New Abstractions

Bill Whipple’s new sculptures, made primarily from discarded wood and found objects, suggest their own combinations of shape and texture.

Bill Whipple. Arch, 2016. Wood and found objects. 23 x 24 x 5 inches.
  • July 8 - August 8, 2019
  • Opening: Monday, July 8

Opening: 2nd Thursday, July 11, 6:00 — 8:00 pm
Closing: 1st Thursday, August 1, 6:00 — 8:00 pm

Spontaneous and abstract, Bill Whipple’s latest body of work is a departure from the meticulous viewer-activated, message-driven constructions that characterized his studio practice for the past 40 years.

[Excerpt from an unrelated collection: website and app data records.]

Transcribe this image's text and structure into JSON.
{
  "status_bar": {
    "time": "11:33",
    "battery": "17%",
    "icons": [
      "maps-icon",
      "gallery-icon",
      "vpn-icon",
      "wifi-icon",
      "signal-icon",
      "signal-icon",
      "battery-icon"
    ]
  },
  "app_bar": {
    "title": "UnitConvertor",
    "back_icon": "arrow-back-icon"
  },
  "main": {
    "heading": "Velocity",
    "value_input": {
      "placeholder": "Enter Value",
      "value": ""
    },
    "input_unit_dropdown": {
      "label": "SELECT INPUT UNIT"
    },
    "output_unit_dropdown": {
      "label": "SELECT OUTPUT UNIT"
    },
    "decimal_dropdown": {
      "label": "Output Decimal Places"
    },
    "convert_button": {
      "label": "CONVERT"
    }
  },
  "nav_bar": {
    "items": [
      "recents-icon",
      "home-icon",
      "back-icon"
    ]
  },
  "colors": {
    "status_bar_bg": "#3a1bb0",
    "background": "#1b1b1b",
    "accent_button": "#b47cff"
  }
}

My show needs no abstruse artsplanation, so you can skip this text and simply go take a look. It’s just abstract sculpture. Inclusion of the word “just” here definitely isn’t meant to discount the art, but rather is a way of saying complicated ideas shouldn’t hinder your viewing experience.

A while ago, the work I had been making for most of my career began to feel restrictive, and sometimes even tedious. So, I set aside fastidious jigsaw cutting, mechanical problems, and sociopolitical messaging, all elements that made for overly deliberate creative ways and means, and started messing around with an array of fairly worthless found objects. The objects led readily to these abstract sculptures, which are free of the rules I had previously developed.

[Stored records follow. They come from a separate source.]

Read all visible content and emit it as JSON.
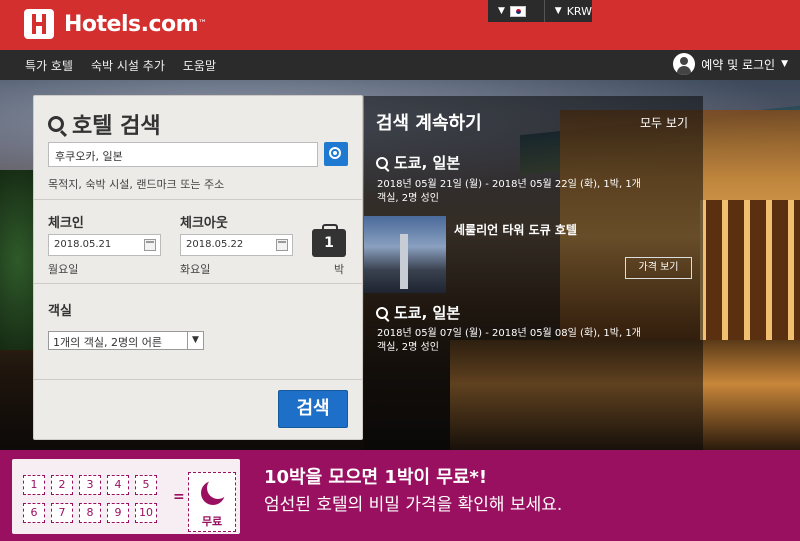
{
  "header": {
    "brand": "Hotels.com",
    "brand_tm": "™",
    "currency": "KRW",
    "colors": {
      "brand_red": "#d32f2f",
      "nav_bg": "#2b2b2b",
      "accent_blue": "#1e6fc8",
      "promo_magenta": "#9a1060"
    }
  },
  "nav": {
    "items": [
      "특가 호텔",
      "숙박 시설 추가",
      "도움말"
    ],
    "login": "예약 및 로그인"
  },
  "search": {
    "title": "호텔 검색",
    "destination": "후쿠오카, 일본",
    "destination_hint": "목적지, 숙박 시설, 랜드마크 또는 주소",
    "checkin_label": "체크인",
    "checkout_label": "체크아웃",
    "checkin_date": "2018.05.21",
    "checkout_date": "2018.05.22",
    "checkin_day": "월요일",
    "checkout_day": "화요일",
    "nights": "1",
    "nights_unit": "박",
    "rooms_label": "객실",
    "rooms_value": "1개의 객실, 2명의 어른",
    "button": "검색"
  },
  "continue": {
    "title": "검색 계속하기",
    "see_all": "모두 보기",
    "items": [
      {
        "title": "도쿄, 일본",
        "line1": "2018년 05월 21일 (월) - 2018년 05월 22일 (화), 1박, 1개",
        "line2": "객실, 2명 성인"
      },
      {
        "hotel": "세룰리언 타워 도큐 호텔",
        "button": "가격 보기"
      },
      {
        "title": "도쿄, 일본",
        "line1": "2018년 05월 07일 (월) - 2018년 05월 08일 (화), 1박, 1개",
        "line2": "객실, 2명 성인"
      }
    ]
  },
  "promo": {
    "numbers": [
      "1",
      "2",
      "3",
      "4",
      "5",
      "6",
      "7",
      "8",
      "9",
      "10"
    ],
    "equals": "=",
    "free": "무료",
    "headline": "10박을 모으면 1박이 무료*!",
    "subline": "엄선된 호텔의 비밀 가격을 확인해 보세요."
  }
}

Part of my new, more unstructured process has been to let the materials do a lot of the work and suggest particular sculptural designs. A modest castoff piece of wood might be my initial inspiration or, at other times, an object’s inherent attractiveness will serve as a starting point… but I might alter it and make it less pretty so it won’t divert attention from its conjoined mates. And with this relaxed approach, mistakes are no problem – flaws can usually be disguised as intentional, or even be transformed into something positive. In the end though, a degree of control does become necessary to unify the sculpture’s disparate parts, giving the whole some sort of order that conveys balance, stability, movement, and/or tension. In other words, I think there is an underlying formality to the work, and yes, even new rules, my own standards, creeping in again.

Although I consider the sculptures to be essentially abstract, there are sub-themes in the series that have inevitably crossed my mind. Most obvious are recycling, trees and wood, plus the use of wood (how it’s milled, machined, shaped, and the labor that goes into some of its products). The discarded wood I use in my studio has a history: tree to mill, to construction site, to refuse pile, and now to a sculpture. I like to think that I’m rescuing it from the forces of entropy, giving it a renewed purpose and appreciation.

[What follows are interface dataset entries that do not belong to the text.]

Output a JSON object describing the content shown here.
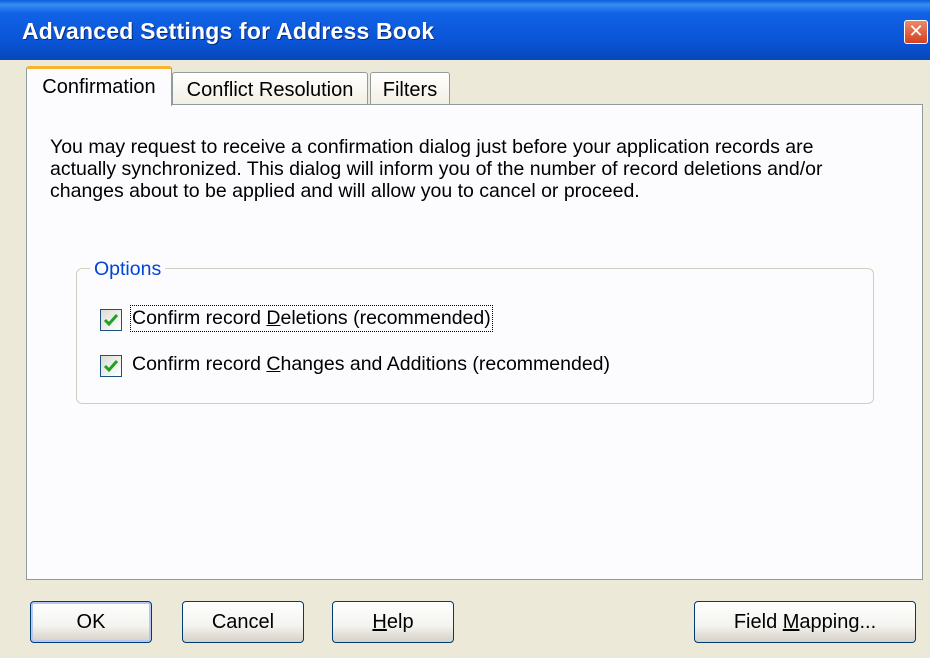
{
  "window": {
    "title": "Advanced Settings for Address Book",
    "close_glyph": "✕"
  },
  "tabs": [
    {
      "label": "Confirmation",
      "active": true
    },
    {
      "label": "Conflict Resolution",
      "active": false
    },
    {
      "label": "Filters",
      "active": false
    }
  ],
  "confirmation": {
    "description": "You may request to receive a confirmation dialog just before your application records are actually synchronized.  This dialog will inform you of the number of record deletions and/or changes about to be applied and will allow you to cancel or proceed.",
    "options_title": "Options",
    "options": [
      {
        "pre": "Confirm record ",
        "mnemonic": "D",
        "post": "eletions (recommended)",
        "checked": true
      },
      {
        "pre": "Confirm record ",
        "mnemonic": "C",
        "post": "hanges and Additions (recommended)",
        "checked": true
      }
    ]
  },
  "buttons": {
    "ok": "OK",
    "cancel": "Cancel",
    "help_mnemonic": "H",
    "help_rest": "elp",
    "field_mapping_pre": "Field ",
    "field_mapping_mnemonic": "M",
    "field_mapping_post": "apping..."
  },
  "colors": {
    "title_bar": "#0a54d6",
    "dialog_bg": "#ece9d8",
    "check_mark": "#21a121",
    "active_tab_highlight": "#f8b230",
    "group_title": "#0046d5"
  },
  "icons": {
    "close": "close-icon",
    "check": "check-icon"
  }
}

It does also occur to me that the sculptures may not last forever, given all the unsold art out there (see reasonable price list), and that the resurrected wood could in time recycle back to a big green dumpster.

Bill Whipple, 2019

About the Artist

Bill Whipple arrived in Seattle in the fall of 1967. He had just transferred to the University of Washington’s School of Art from Colorado College to study painting. Before that, life was centered in his hometown of Grafton, outside of Worcester, Massachusetts. After earning a BFA in 1970, he began exhibiting his studio work regionally, with solo shows at And/Or, Traver/Sutton (now Traver Gallery), Rosco Louie, Esther Claypool, the King County Arts Commission, and Room 104. Around the same time, he took an art installation job at the Henry Art Gallery and then began working with Rolon Garner at the Seattle Art Museum, the Frye, and a number of other venues. In 1977, Whipple helped start the art services company, Artech, and later served as the City of Seattle’s preparator and then 4Culture’s preparator for more than 19 years.

His work has been included in lauded shows at the Museum of Northwest Art, CoCA, Bellevue Arts Museum, the Henry, and the Seattle Art Museum. Commissions encompass site-specific public art for One Reel/Bumbershoot, the City of Seattle’s Office of Arts & Culture, 4Culture, ArtsWA, and Metro’s Downtown Seattle Transit Tunnel project, plus several private developments.